## What the task asks
Using the records below, copy every line that holds the string "JSON".

## The data
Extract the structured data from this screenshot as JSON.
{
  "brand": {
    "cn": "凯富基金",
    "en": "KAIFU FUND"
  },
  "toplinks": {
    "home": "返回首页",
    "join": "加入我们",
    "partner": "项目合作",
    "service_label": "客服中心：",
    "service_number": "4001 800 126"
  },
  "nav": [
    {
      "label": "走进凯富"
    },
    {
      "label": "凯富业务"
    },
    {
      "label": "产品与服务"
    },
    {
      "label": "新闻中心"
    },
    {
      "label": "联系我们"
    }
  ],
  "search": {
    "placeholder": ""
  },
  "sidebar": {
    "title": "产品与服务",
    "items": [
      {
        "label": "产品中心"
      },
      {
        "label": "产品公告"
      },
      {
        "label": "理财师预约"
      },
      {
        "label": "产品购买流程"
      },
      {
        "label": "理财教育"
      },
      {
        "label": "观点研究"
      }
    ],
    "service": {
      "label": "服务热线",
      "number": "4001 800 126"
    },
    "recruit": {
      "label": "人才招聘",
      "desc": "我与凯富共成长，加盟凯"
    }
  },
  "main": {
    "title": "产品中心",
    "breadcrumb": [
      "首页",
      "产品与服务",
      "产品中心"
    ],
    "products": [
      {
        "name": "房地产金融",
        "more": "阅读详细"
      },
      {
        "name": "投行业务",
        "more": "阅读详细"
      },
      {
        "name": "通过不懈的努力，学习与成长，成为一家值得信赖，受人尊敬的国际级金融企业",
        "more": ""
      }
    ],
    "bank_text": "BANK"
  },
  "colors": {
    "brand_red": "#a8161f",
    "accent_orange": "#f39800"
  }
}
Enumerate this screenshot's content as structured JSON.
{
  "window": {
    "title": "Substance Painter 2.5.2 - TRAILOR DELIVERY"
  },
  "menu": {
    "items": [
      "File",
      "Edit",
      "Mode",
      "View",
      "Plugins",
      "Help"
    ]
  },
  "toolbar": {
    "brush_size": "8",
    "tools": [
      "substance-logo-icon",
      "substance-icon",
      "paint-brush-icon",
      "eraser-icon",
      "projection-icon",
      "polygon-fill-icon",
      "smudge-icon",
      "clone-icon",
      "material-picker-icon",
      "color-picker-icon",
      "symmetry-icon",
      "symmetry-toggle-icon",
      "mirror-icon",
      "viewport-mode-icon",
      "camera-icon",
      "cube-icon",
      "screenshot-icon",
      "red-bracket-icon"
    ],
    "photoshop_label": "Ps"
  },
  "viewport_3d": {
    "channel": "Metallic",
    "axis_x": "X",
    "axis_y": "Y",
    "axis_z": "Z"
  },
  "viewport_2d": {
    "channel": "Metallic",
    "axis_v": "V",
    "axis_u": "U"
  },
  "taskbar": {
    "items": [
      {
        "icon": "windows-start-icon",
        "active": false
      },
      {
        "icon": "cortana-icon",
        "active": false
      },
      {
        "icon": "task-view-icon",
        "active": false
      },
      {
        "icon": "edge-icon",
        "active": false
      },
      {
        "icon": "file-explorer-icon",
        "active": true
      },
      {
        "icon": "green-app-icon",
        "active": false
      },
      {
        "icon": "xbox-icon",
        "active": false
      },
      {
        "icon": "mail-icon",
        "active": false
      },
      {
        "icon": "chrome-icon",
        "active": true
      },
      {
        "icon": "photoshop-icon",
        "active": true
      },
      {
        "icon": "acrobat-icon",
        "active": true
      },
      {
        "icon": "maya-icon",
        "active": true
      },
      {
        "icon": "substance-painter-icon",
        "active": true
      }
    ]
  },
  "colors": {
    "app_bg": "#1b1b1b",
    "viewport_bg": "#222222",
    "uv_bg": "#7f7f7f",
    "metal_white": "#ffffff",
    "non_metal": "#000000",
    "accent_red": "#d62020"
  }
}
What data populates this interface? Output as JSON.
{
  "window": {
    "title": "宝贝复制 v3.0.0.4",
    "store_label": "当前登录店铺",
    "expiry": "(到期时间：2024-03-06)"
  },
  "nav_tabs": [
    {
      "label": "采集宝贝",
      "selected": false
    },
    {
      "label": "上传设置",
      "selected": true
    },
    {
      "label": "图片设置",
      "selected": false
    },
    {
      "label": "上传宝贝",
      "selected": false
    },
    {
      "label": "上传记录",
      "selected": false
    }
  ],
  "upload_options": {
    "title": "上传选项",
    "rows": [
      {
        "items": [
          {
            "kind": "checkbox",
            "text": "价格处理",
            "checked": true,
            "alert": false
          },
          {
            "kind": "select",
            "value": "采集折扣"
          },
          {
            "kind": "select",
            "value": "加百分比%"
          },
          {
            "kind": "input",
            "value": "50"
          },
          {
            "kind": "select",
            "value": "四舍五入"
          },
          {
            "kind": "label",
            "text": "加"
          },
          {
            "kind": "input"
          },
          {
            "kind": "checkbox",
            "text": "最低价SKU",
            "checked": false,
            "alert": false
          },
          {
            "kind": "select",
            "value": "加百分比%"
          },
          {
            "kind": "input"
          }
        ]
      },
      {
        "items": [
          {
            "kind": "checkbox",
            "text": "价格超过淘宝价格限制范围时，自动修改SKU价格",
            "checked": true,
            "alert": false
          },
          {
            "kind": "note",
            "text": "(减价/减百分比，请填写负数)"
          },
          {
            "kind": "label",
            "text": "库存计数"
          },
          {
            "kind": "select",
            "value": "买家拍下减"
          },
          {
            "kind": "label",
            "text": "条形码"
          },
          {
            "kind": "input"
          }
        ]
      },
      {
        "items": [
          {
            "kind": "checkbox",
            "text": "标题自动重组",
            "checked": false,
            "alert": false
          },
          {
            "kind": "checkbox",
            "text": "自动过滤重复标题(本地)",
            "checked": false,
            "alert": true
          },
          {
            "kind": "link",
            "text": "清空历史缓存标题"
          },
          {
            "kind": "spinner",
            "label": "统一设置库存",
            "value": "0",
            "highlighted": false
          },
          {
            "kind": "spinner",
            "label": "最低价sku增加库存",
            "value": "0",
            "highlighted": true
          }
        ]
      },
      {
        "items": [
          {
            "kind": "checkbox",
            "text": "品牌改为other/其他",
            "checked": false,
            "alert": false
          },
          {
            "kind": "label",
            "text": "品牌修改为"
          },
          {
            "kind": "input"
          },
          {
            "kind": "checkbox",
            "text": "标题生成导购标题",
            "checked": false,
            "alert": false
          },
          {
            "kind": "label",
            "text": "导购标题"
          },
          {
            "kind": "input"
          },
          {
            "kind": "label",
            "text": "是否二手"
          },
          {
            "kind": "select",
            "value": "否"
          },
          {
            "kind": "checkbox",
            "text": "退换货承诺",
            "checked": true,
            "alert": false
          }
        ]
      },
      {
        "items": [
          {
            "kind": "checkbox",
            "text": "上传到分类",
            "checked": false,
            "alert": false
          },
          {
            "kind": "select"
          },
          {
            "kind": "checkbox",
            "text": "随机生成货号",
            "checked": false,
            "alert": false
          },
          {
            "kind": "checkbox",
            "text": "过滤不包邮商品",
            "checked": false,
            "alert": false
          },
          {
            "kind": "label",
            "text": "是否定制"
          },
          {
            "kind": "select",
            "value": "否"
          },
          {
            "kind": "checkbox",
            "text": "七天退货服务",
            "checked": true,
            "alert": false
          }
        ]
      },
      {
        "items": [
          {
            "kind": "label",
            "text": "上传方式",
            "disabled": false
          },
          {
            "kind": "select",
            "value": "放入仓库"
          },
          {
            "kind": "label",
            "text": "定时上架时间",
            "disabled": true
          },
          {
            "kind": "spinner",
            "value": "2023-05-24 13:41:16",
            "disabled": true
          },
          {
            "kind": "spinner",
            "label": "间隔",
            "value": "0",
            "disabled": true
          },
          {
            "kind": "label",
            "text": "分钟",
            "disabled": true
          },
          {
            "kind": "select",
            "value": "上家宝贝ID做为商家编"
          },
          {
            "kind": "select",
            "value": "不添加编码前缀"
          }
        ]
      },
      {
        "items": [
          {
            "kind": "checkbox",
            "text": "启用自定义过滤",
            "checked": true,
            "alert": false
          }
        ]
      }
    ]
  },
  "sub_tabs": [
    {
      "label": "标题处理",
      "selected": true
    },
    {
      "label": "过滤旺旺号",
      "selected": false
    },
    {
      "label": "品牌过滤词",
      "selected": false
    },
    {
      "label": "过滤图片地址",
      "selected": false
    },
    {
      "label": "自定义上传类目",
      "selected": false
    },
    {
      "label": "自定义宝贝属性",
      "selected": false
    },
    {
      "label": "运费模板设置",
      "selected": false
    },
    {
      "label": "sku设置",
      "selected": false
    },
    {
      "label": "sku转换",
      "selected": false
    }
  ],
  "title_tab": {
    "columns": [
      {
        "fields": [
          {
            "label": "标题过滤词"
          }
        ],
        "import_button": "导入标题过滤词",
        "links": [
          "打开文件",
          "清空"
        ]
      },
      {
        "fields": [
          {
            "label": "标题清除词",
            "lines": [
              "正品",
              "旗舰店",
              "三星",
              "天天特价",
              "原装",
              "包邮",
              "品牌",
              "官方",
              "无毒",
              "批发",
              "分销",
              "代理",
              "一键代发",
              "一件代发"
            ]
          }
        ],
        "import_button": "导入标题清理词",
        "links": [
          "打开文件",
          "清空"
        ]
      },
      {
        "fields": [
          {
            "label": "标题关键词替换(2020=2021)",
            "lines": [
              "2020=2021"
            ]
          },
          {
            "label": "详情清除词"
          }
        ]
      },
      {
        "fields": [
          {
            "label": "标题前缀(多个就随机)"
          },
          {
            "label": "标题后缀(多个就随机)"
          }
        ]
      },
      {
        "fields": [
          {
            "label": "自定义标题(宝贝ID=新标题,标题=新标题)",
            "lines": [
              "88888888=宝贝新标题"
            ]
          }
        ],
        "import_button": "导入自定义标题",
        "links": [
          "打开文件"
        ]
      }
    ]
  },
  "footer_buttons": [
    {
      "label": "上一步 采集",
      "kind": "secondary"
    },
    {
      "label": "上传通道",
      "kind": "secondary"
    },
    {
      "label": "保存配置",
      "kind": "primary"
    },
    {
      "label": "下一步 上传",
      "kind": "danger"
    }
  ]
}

## Result
Extract the structured data from this screenshot as JSON.
Enumerate this screenshot's content as structured JSON.
What data populates this interface? Output as JSON.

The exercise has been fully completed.